Page and application data records ▸
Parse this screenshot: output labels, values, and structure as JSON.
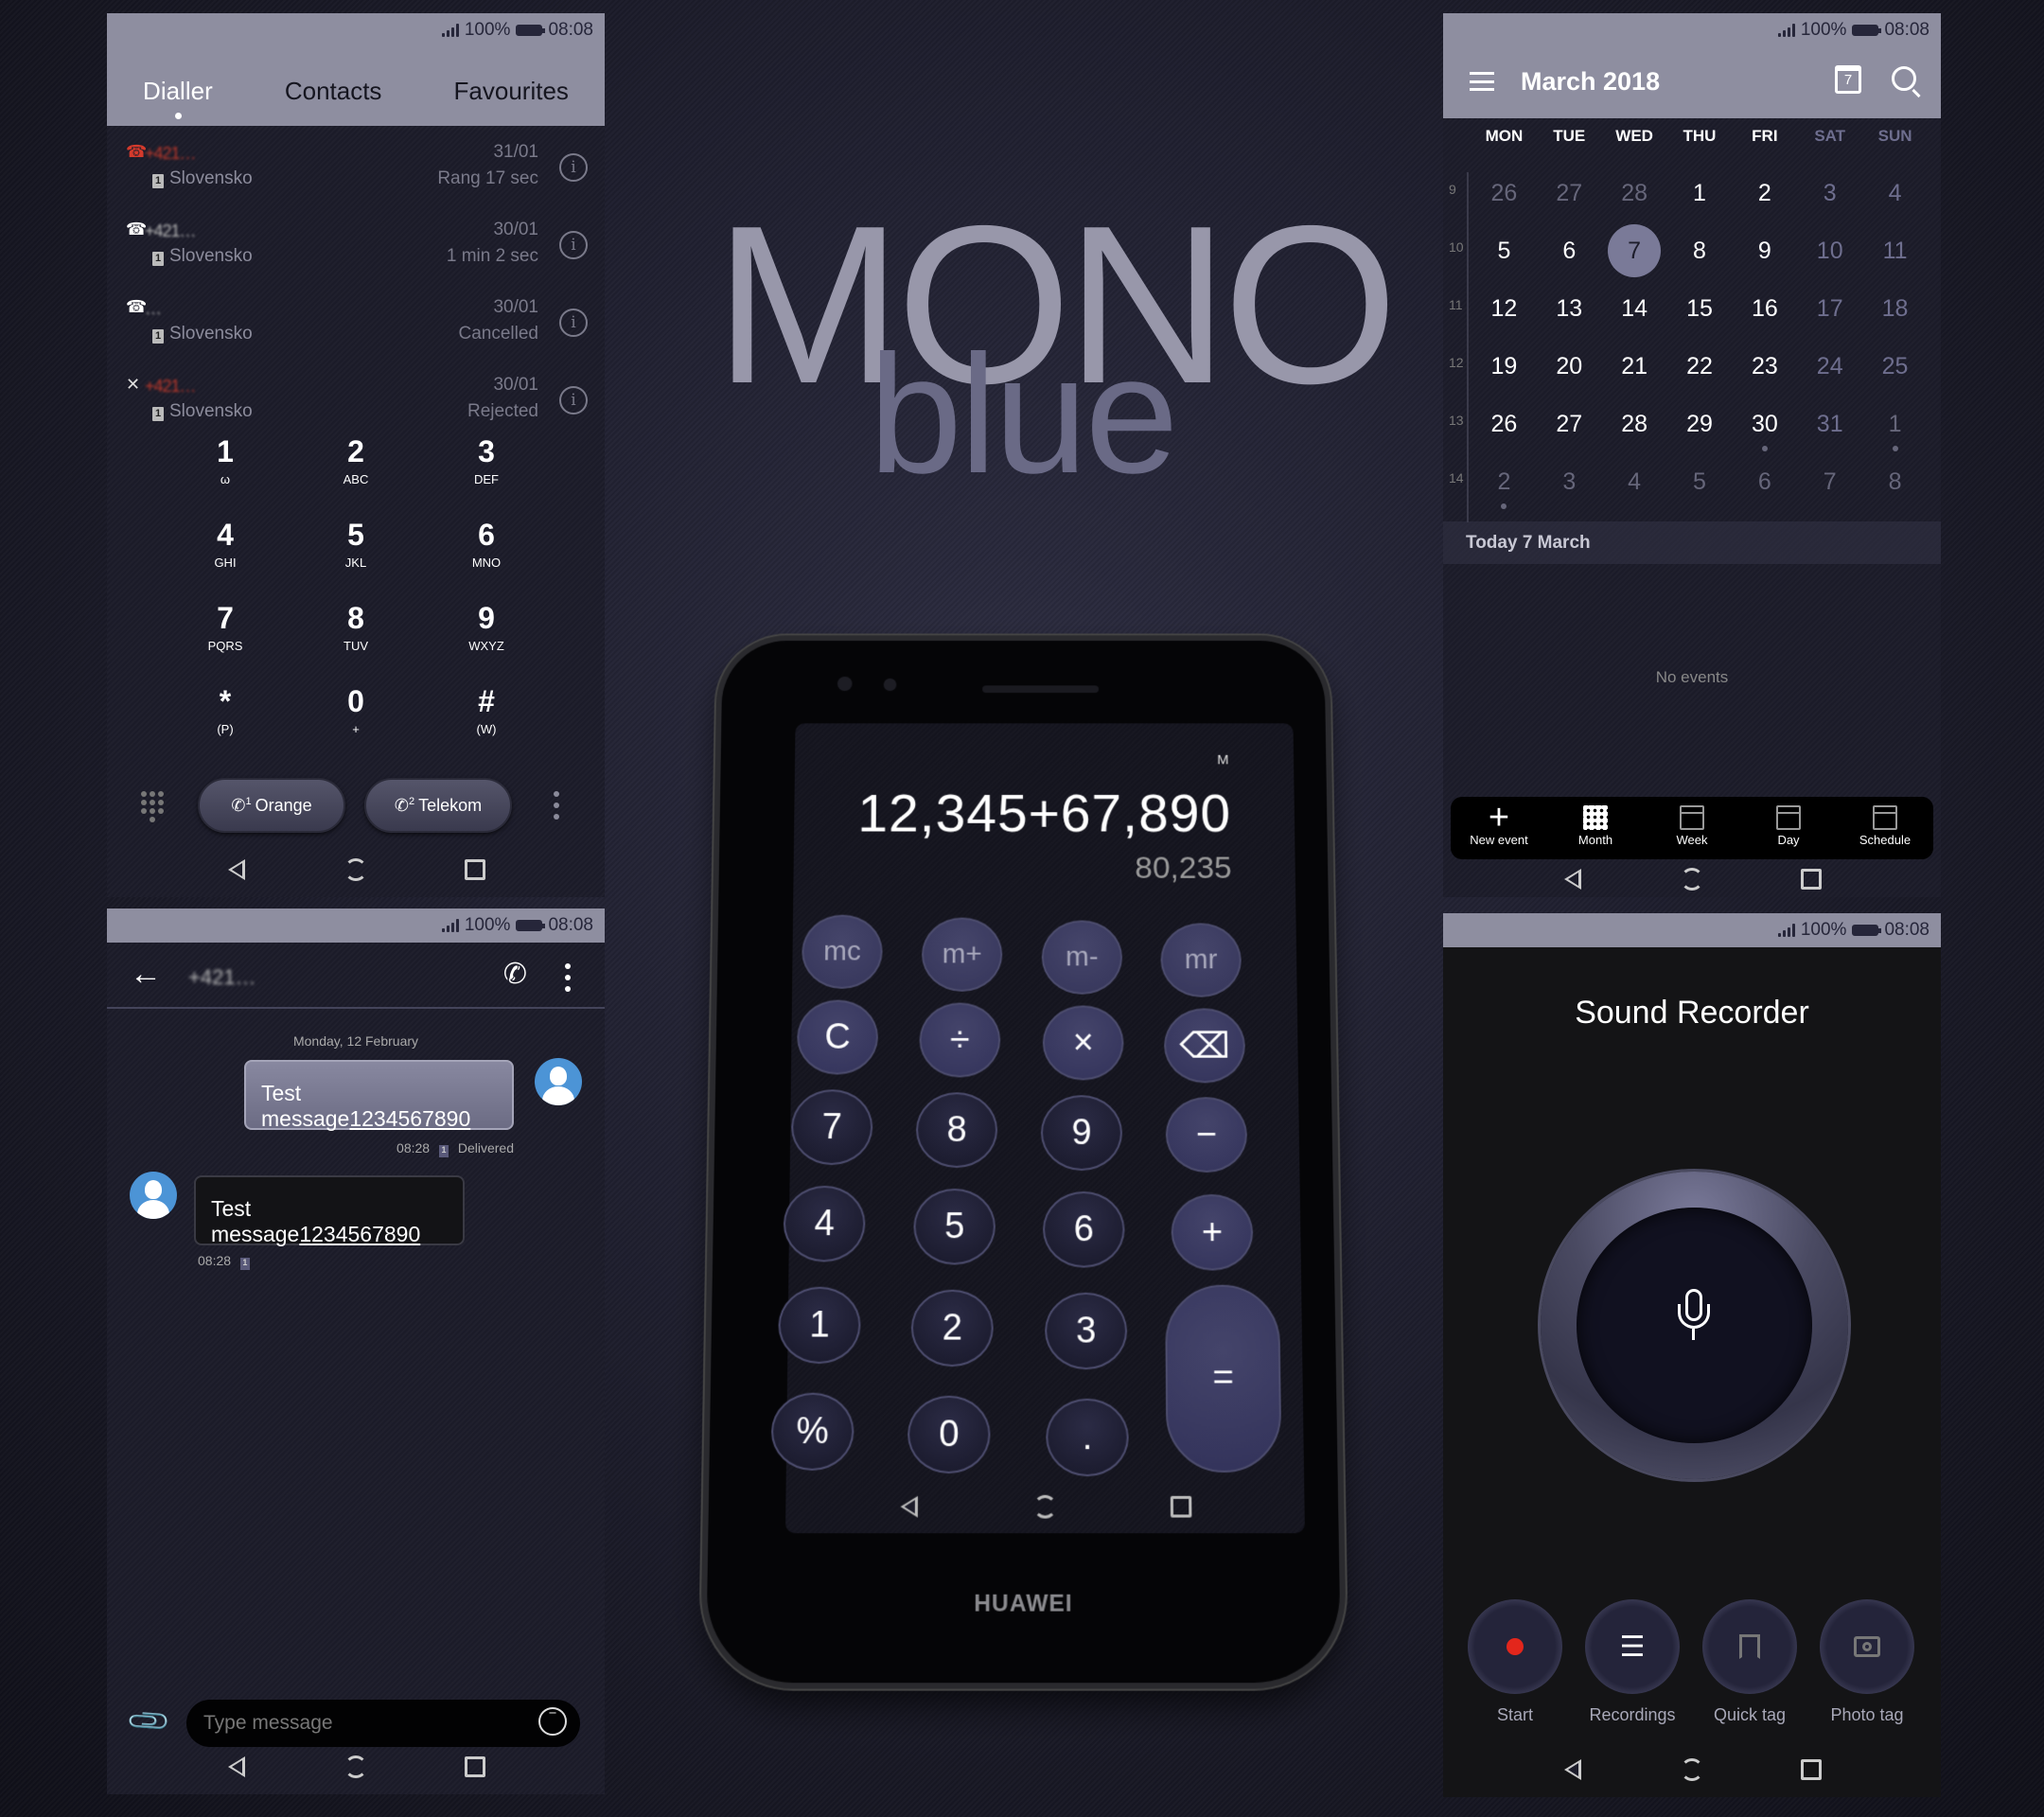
{
  "status_bar": {
    "battery": "100%",
    "time": "08:08"
  },
  "title": {
    "main": "MONO",
    "sub": "blue"
  },
  "dialler": {
    "tabs": [
      {
        "label": "Dialler",
        "active": true
      },
      {
        "label": "Contacts",
        "active": false
      },
      {
        "label": "Favourites",
        "active": false
      }
    ],
    "calls": [
      {
        "type": "missed",
        "name": "+421…",
        "sim": "Slovensko",
        "date": "31/01",
        "detail": "Rang 17 sec"
      },
      {
        "type": "incoming",
        "name": "+421…",
        "sim": "Slovensko",
        "date": "30/01",
        "detail": "1 min 2 sec"
      },
      {
        "type": "outgoing",
        "name": "…",
        "sim": "Slovensko",
        "date": "30/01",
        "detail": "Cancelled"
      },
      {
        "type": "rejected",
        "name": "+421…",
        "sim": "Slovensko",
        "date": "30/01",
        "detail": "Rejected"
      }
    ],
    "keys": [
      {
        "digit": "1",
        "letters": "ω"
      },
      {
        "digit": "2",
        "letters": "ABC"
      },
      {
        "digit": "3",
        "letters": "DEF"
      },
      {
        "digit": "4",
        "letters": "GHI"
      },
      {
        "digit": "5",
        "letters": "JKL"
      },
      {
        "digit": "6",
        "letters": "MNO"
      },
      {
        "digit": "7",
        "letters": "PQRS"
      },
      {
        "digit": "8",
        "letters": "TUV"
      },
      {
        "digit": "9",
        "letters": "WXYZ"
      },
      {
        "digit": "*",
        "letters": "(P)"
      },
      {
        "digit": "0",
        "letters": "+"
      },
      {
        "digit": "#",
        "letters": "(W)"
      }
    ],
    "sim_buttons": [
      {
        "sim": "1",
        "label": "Orange"
      },
      {
        "sim": "2",
        "label": "Telekom"
      }
    ]
  },
  "messages": {
    "contact": "+421…",
    "date_header": "Monday, 12 February",
    "sent": {
      "text": "Test message",
      "link": "1234567890",
      "time": "08:28",
      "sim": "1",
      "status": "Delivered"
    },
    "received": {
      "text": "Test message",
      "link": "1234567890",
      "time": "08:28",
      "sim": "1"
    },
    "input_placeholder": "Type message"
  },
  "calculator": {
    "memory_indicator": "M",
    "expression": "12,345+67,890",
    "result": "80,235",
    "memory_keys": [
      "mc",
      "m+",
      "m-",
      "mr"
    ],
    "op_row": [
      "C",
      "÷",
      "×",
      "⌫"
    ],
    "rows": [
      [
        "7",
        "8",
        "9",
        "−"
      ],
      [
        "4",
        "5",
        "6",
        "+"
      ],
      [
        "1",
        "2",
        "3"
      ],
      [
        "%",
        "0",
        "."
      ]
    ],
    "equals": "=",
    "brand": "HUAWEI"
  },
  "calendar": {
    "month_title": "March 2018",
    "calendar_icon_day": "7",
    "weekdays": [
      "MON",
      "TUE",
      "WED",
      "THU",
      "FRI",
      "SAT",
      "SUN"
    ],
    "weeks": [
      {
        "num": "9",
        "days": [
          {
            "d": "26",
            "s": "dim"
          },
          {
            "d": "27",
            "s": "dim"
          },
          {
            "d": "28",
            "s": "dim"
          },
          {
            "d": "1"
          },
          {
            "d": "2"
          },
          {
            "d": "3",
            "s": "wkend"
          },
          {
            "d": "4",
            "s": "wkend"
          }
        ]
      },
      {
        "num": "10",
        "days": [
          {
            "d": "5"
          },
          {
            "d": "6"
          },
          {
            "d": "7",
            "s": "today"
          },
          {
            "d": "8"
          },
          {
            "d": "9"
          },
          {
            "d": "10",
            "s": "wkend"
          },
          {
            "d": "11",
            "s": "wkend"
          }
        ]
      },
      {
        "num": "11",
        "days": [
          {
            "d": "12"
          },
          {
            "d": "13"
          },
          {
            "d": "14"
          },
          {
            "d": "15"
          },
          {
            "d": "16"
          },
          {
            "d": "17",
            "s": "wkend"
          },
          {
            "d": "18",
            "s": "wkend"
          }
        ]
      },
      {
        "num": "12",
        "days": [
          {
            "d": "19"
          },
          {
            "d": "20"
          },
          {
            "d": "21"
          },
          {
            "d": "22"
          },
          {
            "d": "23"
          },
          {
            "d": "24",
            "s": "wkend"
          },
          {
            "d": "25",
            "s": "wkend"
          }
        ]
      },
      {
        "num": "13",
        "days": [
          {
            "d": "26"
          },
          {
            "d": "27"
          },
          {
            "d": "28"
          },
          {
            "d": "29"
          },
          {
            "d": "30",
            "dot": true
          },
          {
            "d": "31",
            "s": "wkend"
          },
          {
            "d": "1",
            "s": "dim",
            "dot": true
          }
        ]
      },
      {
        "num": "14",
        "days": [
          {
            "d": "2",
            "s": "dim",
            "dot": true
          },
          {
            "d": "3",
            "s": "dim"
          },
          {
            "d": "4",
            "s": "dim"
          },
          {
            "d": "5",
            "s": "dim"
          },
          {
            "d": "6",
            "s": "dim"
          },
          {
            "d": "7",
            "s": "dim"
          },
          {
            "d": "8",
            "s": "dim"
          }
        ]
      }
    ],
    "today_label": "Today  7 March",
    "empty_text": "No events",
    "bottom_nav": [
      {
        "label": "New event",
        "icon": "plus-icon",
        "active": false
      },
      {
        "label": "Month",
        "icon": "month-icon",
        "active": true
      },
      {
        "label": "Week",
        "icon": "week-icon",
        "active": false
      },
      {
        "label": "Day",
        "icon": "day-icon",
        "active": false
      },
      {
        "label": "Schedule",
        "icon": "schedule-icon",
        "active": false
      }
    ]
  },
  "recorder": {
    "title": "Sound Recorder",
    "actions": [
      {
        "label": "Start",
        "icon": "record-icon"
      },
      {
        "label": "Recordings",
        "icon": "list-icon"
      },
      {
        "label": "Quick tag",
        "icon": "bookmark-icon"
      },
      {
        "label": "Photo tag",
        "icon": "camera-icon"
      }
    ],
    "record_color": "#e3261c"
  }
}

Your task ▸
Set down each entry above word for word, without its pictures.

Task solution ▸
Parse this screenshot: output labels, values, and structure as JSON.
{
  "status_bar": {
    "battery": "100%",
    "time": "08:08"
  },
  "title": {
    "main": "MONO",
    "sub": "blue"
  },
  "dialler": {
    "tabs": [
      {
        "label": "Dialler",
        "active": true
      },
      {
        "label": "Contacts",
        "active": false
      },
      {
        "label": "Favourites",
        "active": false
      }
    ],
    "calls": [
      {
        "type": "missed",
        "name": "+421…",
        "sim": "Slovensko",
        "date": "31/01",
        "detail": "Rang 17 sec"
      },
      {
        "type": "incoming",
        "name": "+421…",
        "sim": "Slovensko",
        "date": "30/01",
        "detail": "1 min 2 sec"
      },
      {
        "type": "outgoing",
        "name": "…",
        "sim": "Slovensko",
        "date": "30/01",
        "detail": "Cancelled"
      },
      {
        "type": "rejected",
        "name": "+421…",
        "sim": "Slovensko",
        "date": "30/01",
        "detail": "Rejected"
      }
    ],
    "keys": [
      {
        "digit": "1",
        "letters": "ω"
      },
      {
        "digit": "2",
        "letters": "ABC"
      },
      {
        "digit": "3",
        "letters": "DEF"
      },
      {
        "digit": "4",
        "letters": "GHI"
      },
      {
        "digit": "5",
        "letters": "JKL"
      },
      {
        "digit": "6",
        "letters": "MNO"
      },
      {
        "digit": "7",
        "letters": "PQRS"
      },
      {
        "digit": "8",
        "letters": "TUV"
      },
      {
        "digit": "9",
        "letters": "WXYZ"
      },
      {
        "digit": "*",
        "letters": "(P)"
      },
      {
        "digit": "0",
        "letters": "+"
      },
      {
        "digit": "#",
        "letters": "(W)"
      }
    ],
    "sim_buttons": [
      {
        "sim": "1",
        "label": "Orange"
      },
      {
        "sim": "2",
        "label": "Telekom"
      }
    ]
  },
  "messages": {
    "contact": "+421…",
    "date_header": "Monday, 12 February",
    "sent": {
      "text": "Test message",
      "link": "1234567890",
      "time": "08:28",
      "sim": "1",
      "status": "Delivered"
    },
    "received": {
      "text": "Test message",
      "link": "1234567890",
      "time": "08:28",
      "sim": "1"
    },
    "input_placeholder": "Type message"
  },
  "calculator": {
    "memory_indicator": "M",
    "expression": "12,345+67,890",
    "result": "80,235",
    "memory_keys": [
      "mc",
      "m+",
      "m-",
      "mr"
    ],
    "op_row": [
      "C",
      "÷",
      "×",
      "⌫"
    ],
    "rows": [
      [
        "7",
        "8",
        "9",
        "−"
      ],
      [
        "4",
        "5",
        "6",
        "+"
      ],
      [
        "1",
        "2",
        "3"
      ],
      [
        "%",
        "0",
        "."
      ]
    ],
    "equals": "=",
    "brand": "HUAWEI"
  },
  "calendar": {
    "month_title": "March 2018",
    "calendar_icon_day": "7",
    "weekdays": [
      "MON",
      "TUE",
      "WED",
      "THU",
      "FRI",
      "SAT",
      "SUN"
    ],
    "weeks": [
      {
        "num": "9",
        "days": [
          {
            "d": "26",
            "s": "dim"
          },
          {
            "d": "27",
            "s": "dim"
          },
          {
            "d": "28",
            "s": "dim"
          },
          {
            "d": "1"
          },
          {
            "d": "2"
          },
          {
            "d": "3",
            "s": "wkend"
          },
          {
            "d": "4",
            "s": "wkend"
          }
        ]
      },
      {
        "num": "10",
        "days": [
          {
            "d": "5"
          },
          {
            "d": "6"
          },
          {
            "d": "7",
            "s": "today"
          },
          {
            "d": "8"
          },
          {
            "d": "9"
          },
          {
            "d": "10",
            "s": "wkend"
          },
          {
            "d": "11",
            "s": "wkend"
          }
        ]
      },
      {
        "num": "11",
        "days": [
          {
            "d": "12"
          },
          {
            "d": "13"
          },
          {
            "d": "14"
          },
          {
            "d": "15"
          },
          {
            "d": "16"
          },
          {
            "d": "17",
            "s": "wkend"
          },
          {
            "d": "18",
            "s": "wkend"
          }
        ]
      },
      {
        "num": "12",
        "days": [
          {
            "d": "19"
          },
          {
            "d": "20"
          },
          {
            "d": "21"
          },
          {
            "d": "22"
          },
          {
            "d": "23"
          },
          {
            "d": "24",
            "s": "wkend"
          },
          {
            "d": "25",
            "s": "wkend"
          }
        ]
      },
      {
        "num": "13",
        "days": [
          {
            "d": "26"
          },
          {
            "d": "27"
          },
          {
            "d": "28"
          },
          {
            "d": "29"
          },
          {
            "d": "30",
            "dot": true
          },
          {
            "d": "31",
            "s": "wkend"
          },
          {
            "d": "1",
            "s": "dim",
            "dot": true
          }
        ]
      },
      {
        "num": "14",
        "days": [
          {
            "d": "2",
            "s": "dim",
            "dot": true
          },
          {
            "d": "3",
            "s": "dim"
          },
          {
            "d": "4",
            "s": "dim"
          },
          {
            "d": "5",
            "s": "dim"
          },
          {
            "d": "6",
            "s": "dim"
          },
          {
            "d": "7",
            "s": "dim"
          },
          {
            "d": "8",
            "s": "dim"
          }
        ]
      }
    ],
    "today_label": "Today  7 March",
    "empty_text": "No events",
    "bottom_nav": [
      {
        "label": "New event",
        "icon": "plus-icon",
        "active": false
      },
      {
        "label": "Month",
        "icon": "month-icon",
        "active": true
      },
      {
        "label": "Week",
        "icon": "week-icon",
        "active": false
      },
      {
        "label": "Day",
        "icon": "day-icon",
        "active": false
      },
      {
        "label": "Schedule",
        "icon": "schedule-icon",
        "active": false
      }
    ]
  },
  "recorder": {
    "title": "Sound Recorder",
    "actions": [
      {
        "label": "Start",
        "icon": "record-icon"
      },
      {
        "label": "Recordings",
        "icon": "list-icon"
      },
      {
        "label": "Quick tag",
        "icon": "bookmark-icon"
      },
      {
        "label": "Photo tag",
        "icon": "camera-icon"
      }
    ],
    "record_color": "#e3261c"
  }
}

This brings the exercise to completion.